Local 685 Executive Board
A Message from the Local 685 Chief Negotiator
As a member of AFSCME Local 685, you have rights that are enshrined in the Myers-Milias-Brown Act (MMBA). It is important to note that workers who are not in a Union do not have these rights. When the employer violates these rights – specifically refusing to bargain in good faith as the County has clearly done – there is a process that the parties must follow to resolve the dispute. The following describes the process.
What is Impasse? What are the Rules?
After months of the County refusing to bargain in good faith, a stalemate in negotiations was reached. As a result, on Wednesday, March 8, Local 685 filed for “Impasse,” specifically focusing on the following issues:
Juvenile hall safety (including SYTF),
Special Pay Practices, and
Special Assignment Bonuses.
The County confirmed to the L.A. County Employee Relations Commission (ERCOM) that it agrees we are at Impasse and filed a concurrent but separate Declaration of Impasse with ERCOM. The County added Article 16 as an area of disagreement for Mediation. (Article 16 is the hard-fought article in our collective bargaining agreement (contract) that protects members’ rights from discrimination regarding promotions and reassignments.) Local 685 filed an amendment to our Impasse Declaration, specifically adding the Department’s attempt to involuntarily reassign 100 DPO II Field officers to the juvenile halls.
The following are the next steps in the Impasse process:
(1) ERCOM must officially approve the parties’ filings and make a finding that we are indeed at Impasse.
ERCOM’s Executive Officer has already notified the parties that she has made the determination of Impasse, and the Commission is expected to approve her determination at their regular March 20 meeting.
(2) ERCOM must select a mediator from the State Mediation and Conciliation Service.
The Commission’s Executive Officer has already selected a mediator from the State Mediation and Conciliation Service.
(3) The state mediator will convene meetings with the parties to establish the issues to be addressed and will seek to mediate between the parties.

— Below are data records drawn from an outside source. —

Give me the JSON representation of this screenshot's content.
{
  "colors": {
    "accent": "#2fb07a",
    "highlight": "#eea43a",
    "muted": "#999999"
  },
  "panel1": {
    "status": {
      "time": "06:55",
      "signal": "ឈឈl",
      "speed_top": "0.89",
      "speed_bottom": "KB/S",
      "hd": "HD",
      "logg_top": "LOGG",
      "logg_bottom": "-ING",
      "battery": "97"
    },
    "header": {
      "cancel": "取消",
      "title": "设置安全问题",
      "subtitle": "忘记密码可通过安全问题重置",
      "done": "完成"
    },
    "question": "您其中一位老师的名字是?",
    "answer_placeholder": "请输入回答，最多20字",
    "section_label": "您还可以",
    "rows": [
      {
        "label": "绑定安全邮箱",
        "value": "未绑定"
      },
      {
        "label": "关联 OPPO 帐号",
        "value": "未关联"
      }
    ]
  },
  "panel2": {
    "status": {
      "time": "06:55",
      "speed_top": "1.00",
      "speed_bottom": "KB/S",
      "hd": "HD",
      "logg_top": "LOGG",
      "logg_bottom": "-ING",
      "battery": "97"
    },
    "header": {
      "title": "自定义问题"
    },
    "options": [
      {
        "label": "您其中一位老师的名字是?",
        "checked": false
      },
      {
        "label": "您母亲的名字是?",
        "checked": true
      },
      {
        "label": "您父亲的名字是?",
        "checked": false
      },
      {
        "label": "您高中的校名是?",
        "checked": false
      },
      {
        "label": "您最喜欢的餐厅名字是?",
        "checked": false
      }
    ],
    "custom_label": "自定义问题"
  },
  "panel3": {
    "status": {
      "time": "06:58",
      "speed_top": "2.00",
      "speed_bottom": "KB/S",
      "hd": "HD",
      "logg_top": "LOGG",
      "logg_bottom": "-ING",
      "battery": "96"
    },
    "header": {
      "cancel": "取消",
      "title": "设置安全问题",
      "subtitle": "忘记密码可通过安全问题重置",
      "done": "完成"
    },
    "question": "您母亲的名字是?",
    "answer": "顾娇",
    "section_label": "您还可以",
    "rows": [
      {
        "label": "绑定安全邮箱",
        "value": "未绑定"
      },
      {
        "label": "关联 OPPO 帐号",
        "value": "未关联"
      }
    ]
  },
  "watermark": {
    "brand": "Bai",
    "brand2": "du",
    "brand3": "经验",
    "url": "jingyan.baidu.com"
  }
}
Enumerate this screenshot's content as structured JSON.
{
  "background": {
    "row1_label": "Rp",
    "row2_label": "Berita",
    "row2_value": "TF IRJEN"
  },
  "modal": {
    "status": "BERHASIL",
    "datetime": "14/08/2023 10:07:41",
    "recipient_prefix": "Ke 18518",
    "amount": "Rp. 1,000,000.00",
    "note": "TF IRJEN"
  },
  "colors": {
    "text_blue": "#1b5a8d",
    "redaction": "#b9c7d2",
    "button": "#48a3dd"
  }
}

The time frame for mediation is not set and depends on how much progress the state mediator can make with the parties. Mediation could take weeks, possibly months, depending upon the mediator’s view of any movement by the parties.
(4) If mediation proves unsuccessful, the next step in the Impasse process is “fact-finding,” during which a fact-finding panel will be selected and presented with factual assertions, evidence, exhibits, documents, declarations, and briefs, by both sides. This also could include testimony, then the panel will make a non-binding advisory written report to ERCOM with findings of facts and recommendations for resolution of the Impasse.
On Monday, March 13, CEO representatives met with your Executive Board to review the statutory requirements for the Union and Management that have to be complied with while the parties are at Impasse. The Duty to Bargain in Good Faith on wages, hours, and other terms and conditions of employment, including those matters that impact employee-employer relations, continues through the completion of the Impasse resolution process, which includes mediation and fact-finding procedures.
The following ground rules apply during these procedures:
The County is prohibited from taking unilateral action during Impasse regarding matters that are on the bargaining table.
The County is required to maintain the status quo and not make unilateral changes on mandatory subjects of bargaining that impact terms and conditions of employment.
The County and the Union have a continuing Duty to Bargain in Good Faith through the completion of Impasse.
The Union cannot engage in or support work stoppages, work actions, or concerted activity during Impasse as this is a breach of the duty to bargain in good faith.
Confidentiality of State Mediation Proceeding
Mediation is a confidential process in which a neutral person or persons facilitates communication between the parties to reach a mutually acceptable agreement. Mediation is not a public forum. All communications, negotiations, or settlement discussions by and between the participants in the course of the mediation, or a mediation consultation, are confidential and protected from disclosure.
Donald Washington, Esq.
Chief Negotiator, AFSCME Local 685